▶ **What is required**: Write the records out again exactly, leaving no images in.

Data about app and page elements
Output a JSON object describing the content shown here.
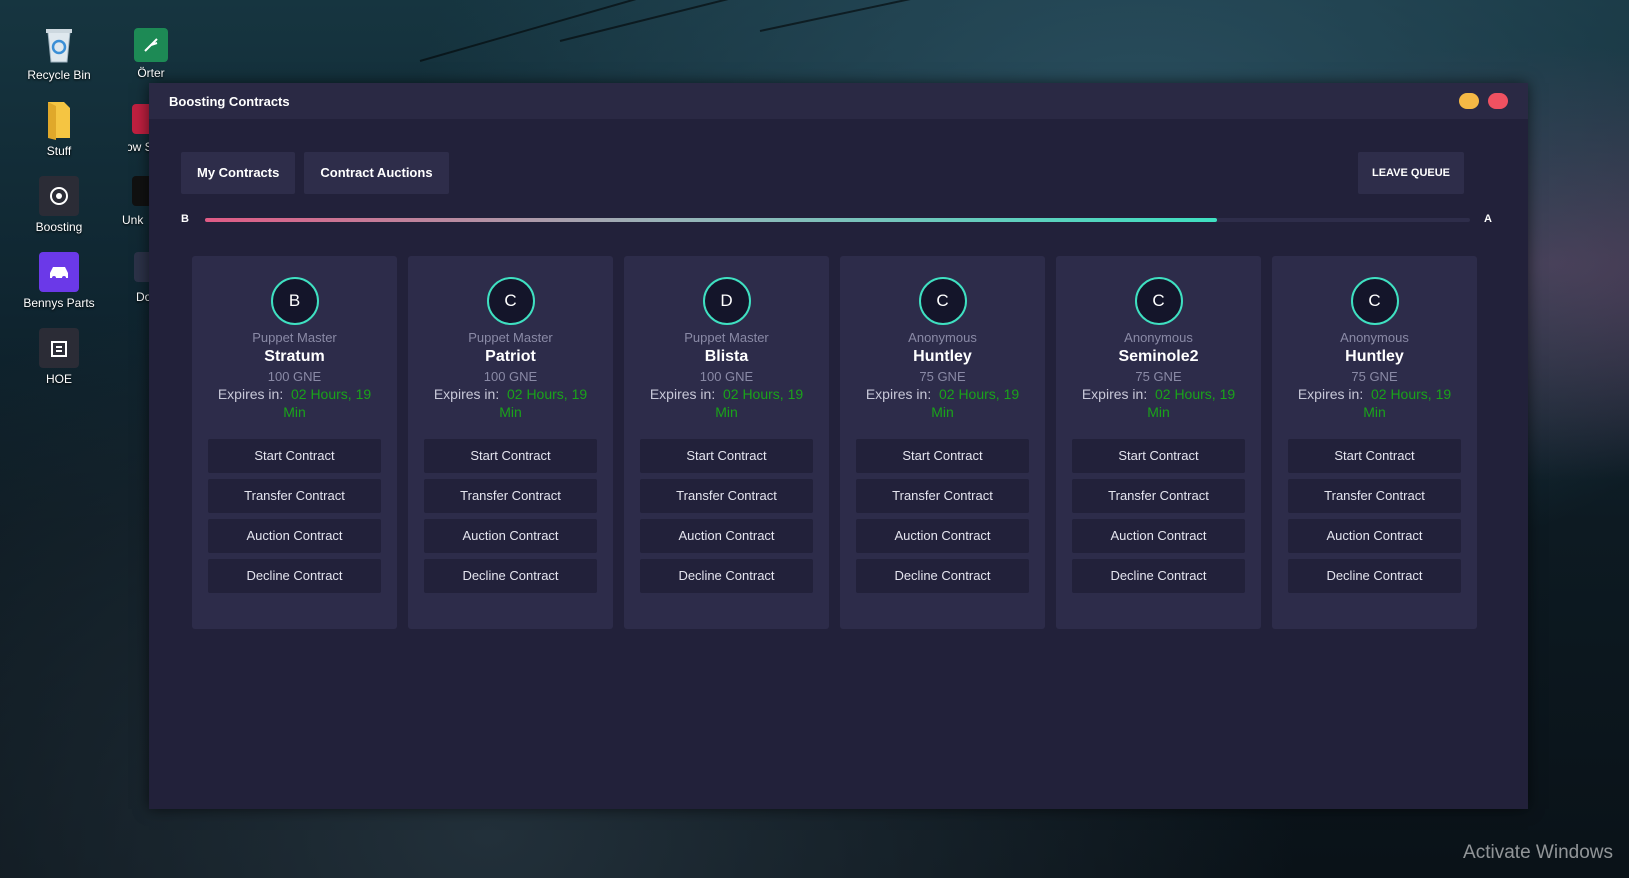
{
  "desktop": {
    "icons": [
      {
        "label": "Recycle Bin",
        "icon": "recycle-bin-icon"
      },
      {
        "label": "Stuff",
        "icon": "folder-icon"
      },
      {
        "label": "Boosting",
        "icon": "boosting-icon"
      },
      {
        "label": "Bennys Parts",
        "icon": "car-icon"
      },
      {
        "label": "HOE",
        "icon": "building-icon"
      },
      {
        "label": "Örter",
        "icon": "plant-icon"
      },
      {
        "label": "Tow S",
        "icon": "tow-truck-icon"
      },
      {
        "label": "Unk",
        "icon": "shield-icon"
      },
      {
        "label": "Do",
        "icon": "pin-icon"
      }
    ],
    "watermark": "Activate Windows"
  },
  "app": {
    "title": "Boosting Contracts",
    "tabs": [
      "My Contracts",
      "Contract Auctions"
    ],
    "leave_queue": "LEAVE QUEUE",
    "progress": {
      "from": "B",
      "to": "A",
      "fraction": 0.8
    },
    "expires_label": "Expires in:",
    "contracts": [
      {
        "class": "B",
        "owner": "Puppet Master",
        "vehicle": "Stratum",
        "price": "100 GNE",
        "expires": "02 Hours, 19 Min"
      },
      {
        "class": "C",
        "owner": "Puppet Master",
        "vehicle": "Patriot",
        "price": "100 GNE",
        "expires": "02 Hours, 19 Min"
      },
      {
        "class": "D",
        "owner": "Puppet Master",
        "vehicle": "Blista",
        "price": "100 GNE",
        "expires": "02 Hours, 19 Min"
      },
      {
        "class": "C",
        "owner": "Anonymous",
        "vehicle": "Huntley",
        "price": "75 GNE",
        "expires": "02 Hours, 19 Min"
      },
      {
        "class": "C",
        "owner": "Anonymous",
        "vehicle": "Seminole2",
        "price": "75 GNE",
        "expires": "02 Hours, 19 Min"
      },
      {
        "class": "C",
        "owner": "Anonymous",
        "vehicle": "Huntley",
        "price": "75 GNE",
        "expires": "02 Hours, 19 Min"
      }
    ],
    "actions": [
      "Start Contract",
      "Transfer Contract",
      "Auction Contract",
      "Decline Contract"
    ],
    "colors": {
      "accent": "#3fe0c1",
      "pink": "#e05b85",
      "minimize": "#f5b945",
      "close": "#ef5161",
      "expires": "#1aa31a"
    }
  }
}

▶ **Response for this exercise**:
Output a JSON object describing the content shown here.
{
  "desktop": {
    "icons": [
      {
        "label": "Recycle Bin",
        "icon": "recycle-bin-icon"
      },
      {
        "label": "Stuff",
        "icon": "folder-icon"
      },
      {
        "label": "Boosting",
        "icon": "boosting-icon"
      },
      {
        "label": "Bennys Parts",
        "icon": "car-icon"
      },
      {
        "label": "HOE",
        "icon": "building-icon"
      },
      {
        "label": "Örter",
        "icon": "plant-icon"
      },
      {
        "label": "Tow S",
        "icon": "tow-truck-icon"
      },
      {
        "label": "Unk",
        "icon": "shield-icon"
      },
      {
        "label": "Do",
        "icon": "pin-icon"
      }
    ],
    "watermark": "Activate Windows"
  },
  "app": {
    "title": "Boosting Contracts",
    "tabs": [
      "My Contracts",
      "Contract Auctions"
    ],
    "leave_queue": "LEAVE QUEUE",
    "progress": {
      "from": "B",
      "to": "A",
      "fraction": 0.8
    },
    "expires_label": "Expires in:",
    "contracts": [
      {
        "class": "B",
        "owner": "Puppet Master",
        "vehicle": "Stratum",
        "price": "100 GNE",
        "expires": "02 Hours, 19 Min"
      },
      {
        "class": "C",
        "owner": "Puppet Master",
        "vehicle": "Patriot",
        "price": "100 GNE",
        "expires": "02 Hours, 19 Min"
      },
      {
        "class": "D",
        "owner": "Puppet Master",
        "vehicle": "Blista",
        "price": "100 GNE",
        "expires": "02 Hours, 19 Min"
      },
      {
        "class": "C",
        "owner": "Anonymous",
        "vehicle": "Huntley",
        "price": "75 GNE",
        "expires": "02 Hours, 19 Min"
      },
      {
        "class": "C",
        "owner": "Anonymous",
        "vehicle": "Seminole2",
        "price": "75 GNE",
        "expires": "02 Hours, 19 Min"
      },
      {
        "class": "C",
        "owner": "Anonymous",
        "vehicle": "Huntley",
        "price": "75 GNE",
        "expires": "02 Hours, 19 Min"
      }
    ],
    "actions": [
      "Start Contract",
      "Transfer Contract",
      "Auction Contract",
      "Decline Contract"
    ],
    "colors": {
      "accent": "#3fe0c1",
      "pink": "#e05b85",
      "minimize": "#f5b945",
      "close": "#ef5161",
      "expires": "#1aa31a"
    }
  }
}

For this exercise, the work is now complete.